Part of the challenge of working with white ink is that it has titanium dioxide in it. It’s a unique pigment that, for years, has been used to create white inks of all sorts. In other words, it makes your white ink even whiter. To create the ink, we suspend this metal compound in water, and over time, it settles due to gravity.
When the ink settles, it has the potential for damage to the ink lines, dampers, capping station, and print head. So, to prevent that, you’ll need to agitate a cartridge, bottle, or utilize an auto-circulating system of some sort.
If your printer doesn’t circulate white ink for you, then you will need to make sure the ink stays in solution by performing regular maintenance.
Printing on dark-colored garments and fabrics
When printing on dark fabrics, I’ll use the same advice as above, test everything. DTG inks are water-based, so printing on a natural fiber will yield a much better result than something synthetic.
Take, for example, polyester. It’s basically plastic, so when you print with water, the synthetic fibers will want to repel the water. Most of the time, you will see this in the curing process. There are ways to get around this, but the methods take longer and aren’t as productive and predictive, which drives up the costs.
With 100% cotton, the fibers of the fabric tend to absorb the ink rather than repelling it. But manufacturing of the garment (how and where) can make a difference.
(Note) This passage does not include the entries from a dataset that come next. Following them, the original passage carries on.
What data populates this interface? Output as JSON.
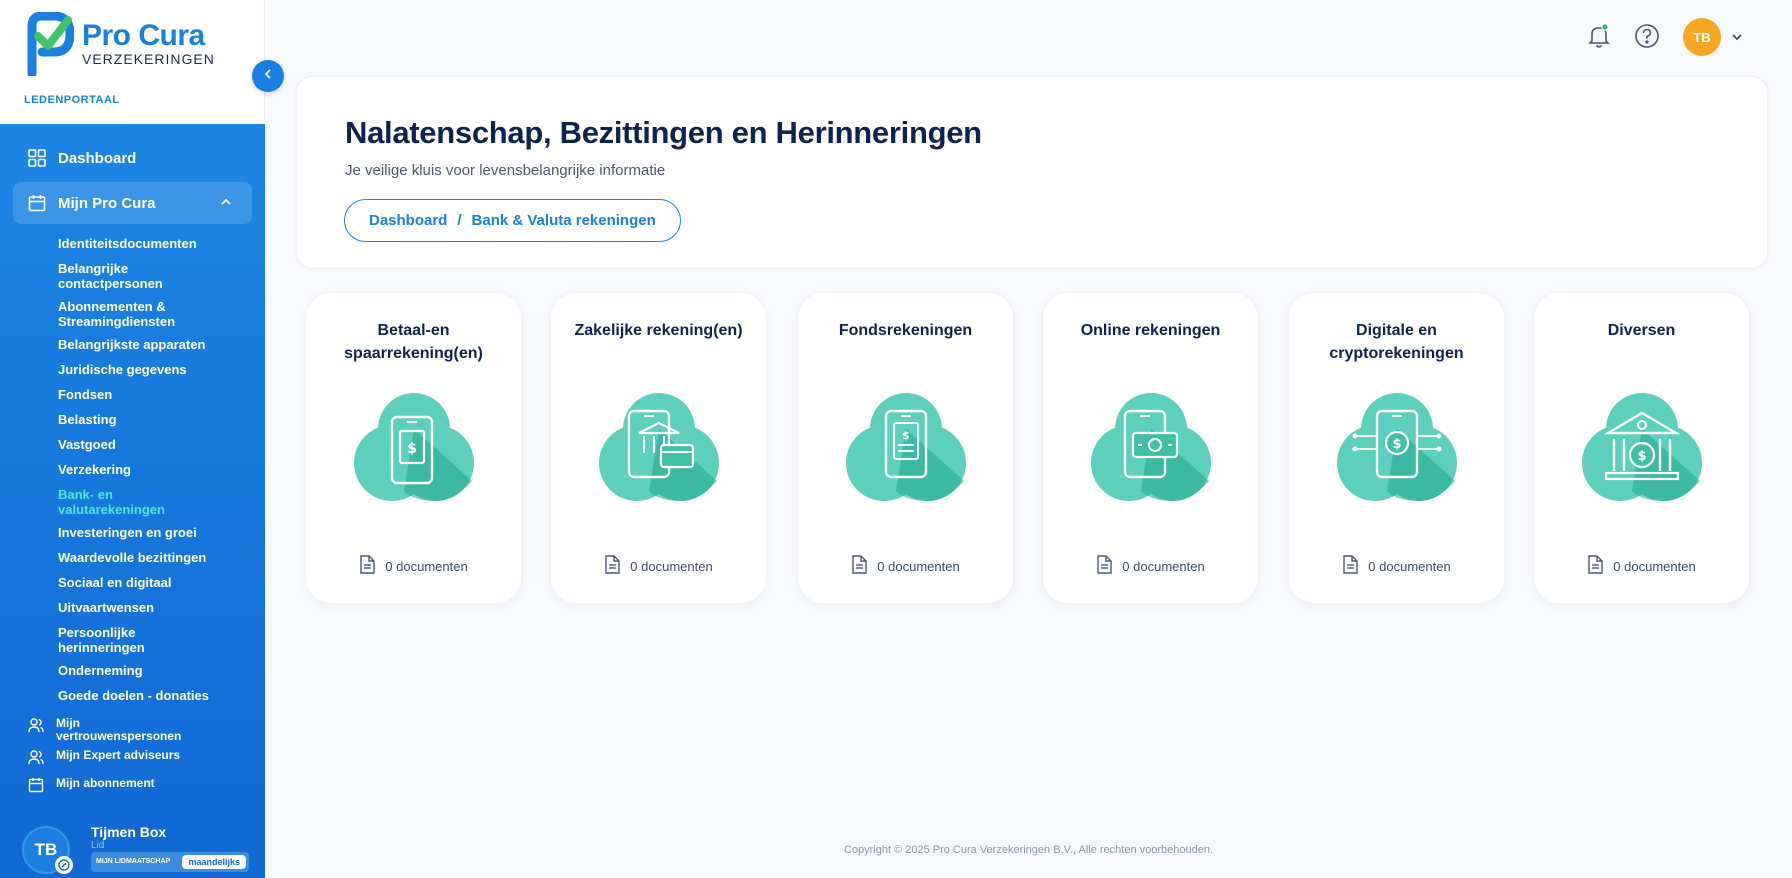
{
  "brand": {
    "title": "Pro Cura",
    "subtitle": "VERZEKERINGEN",
    "portal_label": "LEDENPORTAAL"
  },
  "nav": {
    "dashboard": "Dashboard",
    "mijn_pro_cura": "Mijn Pro Cura",
    "sub_items": [
      "Identiteitsdocumenten",
      "Belangrijke contactpersonen",
      "Abonnementen & Streamingdiensten",
      "Belangrijkste apparaten",
      "Juridische gegevens",
      "Fondsen",
      "Belasting",
      "Vastgoed",
      "Verzekering",
      "Bank- en valutarekeningen",
      "Investeringen en groei",
      "Waardevolle bezittingen",
      "Sociaal en digitaal",
      "Uitvaartwensen",
      "Persoonlijke herinneringen",
      "Onderneming",
      "Goede doelen - donaties"
    ],
    "current_sub_index": 9,
    "vertrouwenspersonen": "Mijn vertrouwenspersonen",
    "expert_adviseurs": "Mijn Expert adviseurs",
    "abonnement": "Mijn abonnement"
  },
  "user": {
    "initials": "TB",
    "name": "Tijmen Box",
    "role": "Lid",
    "membership_label": "MIJN LIDMAATSCHAP",
    "membership_value": "maandelijks"
  },
  "topbar": {
    "avatar_initials": "TB",
    "icons": [
      "bell-icon",
      "help-icon",
      "chevron-down-icon"
    ]
  },
  "header": {
    "title": "Nalatenschap, Bezittingen en Herinneringen",
    "subtitle": "Je veilige kluis voor levensbelangrijke informatie",
    "breadcrumb": [
      "Dashboard",
      "Bank & Valuta rekeningen"
    ],
    "separator": "/"
  },
  "cards": [
    {
      "title": "Betaal-en spaarrekening(en)",
      "icon": "phone-safe-icon",
      "docs": "0 documenten"
    },
    {
      "title": "Zakelijke rekening(en)",
      "icon": "phone-bank-card-icon",
      "docs": "0 documenten"
    },
    {
      "title": "Fondsrekeningen",
      "icon": "phone-invoice-icon",
      "docs": "0 documenten"
    },
    {
      "title": "Online rekeningen",
      "icon": "phone-cash-icon",
      "docs": "0 documenten"
    },
    {
      "title": "Digitale en cryptorekeningen",
      "icon": "phone-crypto-icon",
      "docs": "0 documenten"
    },
    {
      "title": "Diversen",
      "icon": "bank-building-icon",
      "docs": "0 documenten"
    }
  ],
  "colors": {
    "primary": "#1a7fe0",
    "sidebar": "#1169d4",
    "accent_teal": "#4ecdb8",
    "avatar_orange": "#f6a623"
  },
  "footer": "Copyright © 2025 Pro Cura Verzekeringen B.V., Alle rechten voorbehouden."
}
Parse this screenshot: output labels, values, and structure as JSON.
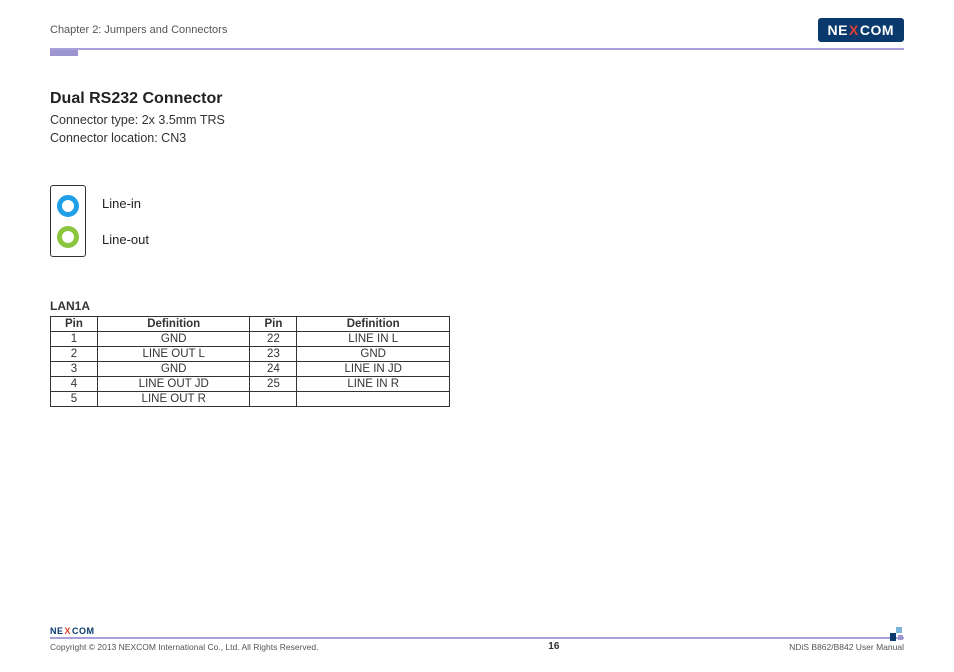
{
  "header": {
    "chapter": "Chapter 2: Jumpers and Connectors",
    "logo_pre": "NE",
    "logo_x": "X",
    "logo_post": "COM"
  },
  "section": {
    "title": "Dual RS232 Connector",
    "type_line": "Connector type: 2x 3.5mm TRS",
    "location_line": "Connector location: CN3"
  },
  "diagram": {
    "line_in": "Line-in",
    "line_out": "Line-out"
  },
  "table": {
    "title": "LAN1A",
    "headers": {
      "pin": "Pin",
      "def": "Definition"
    },
    "rows": [
      {
        "p1": "1",
        "d1": "GND",
        "p2": "22",
        "d2": "LINE IN L"
      },
      {
        "p1": "2",
        "d1": "LINE OUT L",
        "p2": "23",
        "d2": "GND"
      },
      {
        "p1": "3",
        "d1": "GND",
        "p2": "24",
        "d2": "LINE IN JD"
      },
      {
        "p1": "4",
        "d1": "LINE OUT JD",
        "p2": "25",
        "d2": "LINE IN R"
      },
      {
        "p1": "5",
        "d1": "LINE OUT R",
        "p2": "",
        "d2": ""
      }
    ]
  },
  "footer": {
    "logo_pre": "NE",
    "logo_x": "X",
    "logo_post": "COM",
    "copyright": "Copyright © 2013 NEXCOM International Co., Ltd. All Rights Reserved.",
    "page": "16",
    "doc": "NDiS B862/B842 User Manual"
  }
}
One of the best methods I’ve seen using only a heat press and the right shirt (preferably ringspun) is the following:
- After spraying garment with pretreatment, hover for at least 30 seconds
- Place a non-absorbent sheet of paper that is silicon infused over the shirt
- Press with heavy pressure
Why heavy pressure? Try this test sometime, fold a shirt in half lengthwise, and press a crease in the shirt. Then place the creased shirt in the center from top to bottom of the heat press and put a freshly pretreated shirt over the top of that and press with medium pressure.
What you’ve done is created a garment in which half of it has medium pressure, and half of it has heavy pressure. Print on that and look at the results. The heavy pressure will produce a brighter white ink, but why?
When using heavy pressure, you are capturing some of the critical components of the pretreat and essentially trapping it on the fabric. Throughout this process, the glossier the cover sheet, the more chance of a crystalized or shiny surface, which is why you want to hover first. It will reduce this effect.
One last area when it comes to printing on dark garments is discoloration. Sometimes, you just have to change the garment style/brand to get away from this. If the amount of pretreatment you have discolors the shirt but has a solid white or the amount in which it doesn’t discolor the garment but has a poor white, there’s nothing else to do but go other than a different garment.
Some of those colors might be greens, reds, and grays, but I’ve seen it where changing the brand was the only thing that alleviated the issue.
And once again, this is why in all of this, you document everything you are doing. It will not only help you understand the process better, but it will decrease your learning curve and turn your challenges into advantages.